The value of metadata has become such a prominent topic today that the timing of a movie like Anon seems even too fitting. The intention of writer-director Andrew Niccol was not really to portray a future that is far, far away, but rather to illustrate the disturbing evolution of the technological progress which we are already witnessing. As a result, the world in which we are immersed is a disturbing reality with many links to the present.
The Ether is a massive cloud storage system where all the citizen’s memories and identities are saved, and more or less accessible to everyone – depending on the authority of the person. There is no need whatsoever for a laptop or a screen because everything is controlled by thought and the eyes work as cameras. Resolving crimes isn’t an impossible task; it’s just a matter of time before the offender can be arrested. All of a sudden, however, a series of mysterious murders occur by the hand of someone able to masterly conceal her/his identity, enabling her to escape the surveillance system. Detective Friedland (Clive Owen) is determined to find the hacker (Amanda Seyfried), who is likely to be behind the killings. But is her anonymity really a threat?
Niccol – writer and director of Gattaca (1997) – beautifully develops a half-dystopian, half-progressive society. The scenarios are grim and stifling despite the many open spaces in which the action happens.
From the detailed and entirely legible bios identifying – like a scan – every single element in the frame, to the perfect alternation of cameras; from the paced dialogues to the refined visuals, the care taken with the production is clear. A certain absence of depth in the themes offered by the film, however, leaves the viewer rather unsatisfied – especially in the unfulfilling finale. All the focus is on the thrills coming from the linear whodunnit.
Anonymity, privacy, short-term detectable traces: all of these are treated as dangerous and prohibited, and they become gradually more and more attractive to the protagonist. There are inevitably many cinematic and literary references, from the complex algorithmic powers of The Matrix to the Orwellian watching eye of 1984. The main problem is the lack of fluidity among them.
The interactions between characters are rather distant; no physical contact appears apart from during sexual intercourse, which appears mostly dictated by instinct rather than feelings. Seyfried pushes her most swaggering look, generally in accord with the overall tone of the film. Her facial expressions are perfect for this narrative. Owen wonderfully wears the clothes of the detective, soon experiencing the distressing overturning of the investigation.
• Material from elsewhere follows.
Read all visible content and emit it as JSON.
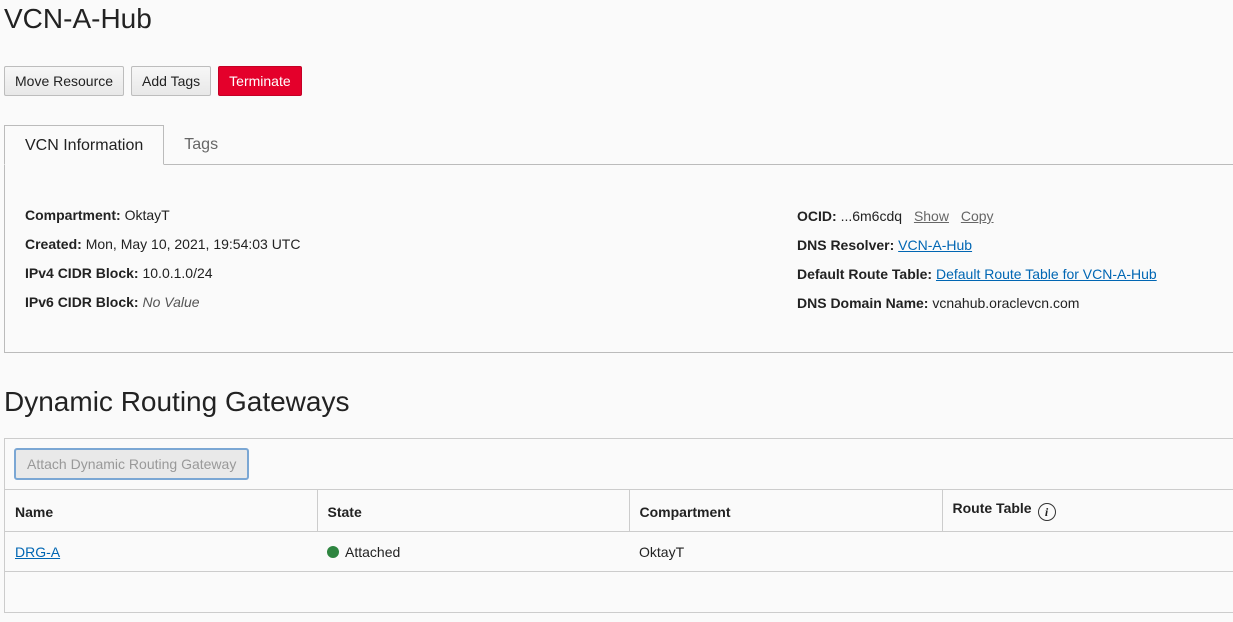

Anon is released nationwide and on Sky Cinema on 11th May 2018.
Watch our interview with Clive Owen and Andrew Niccol here:
Watch the trailer for Anon here: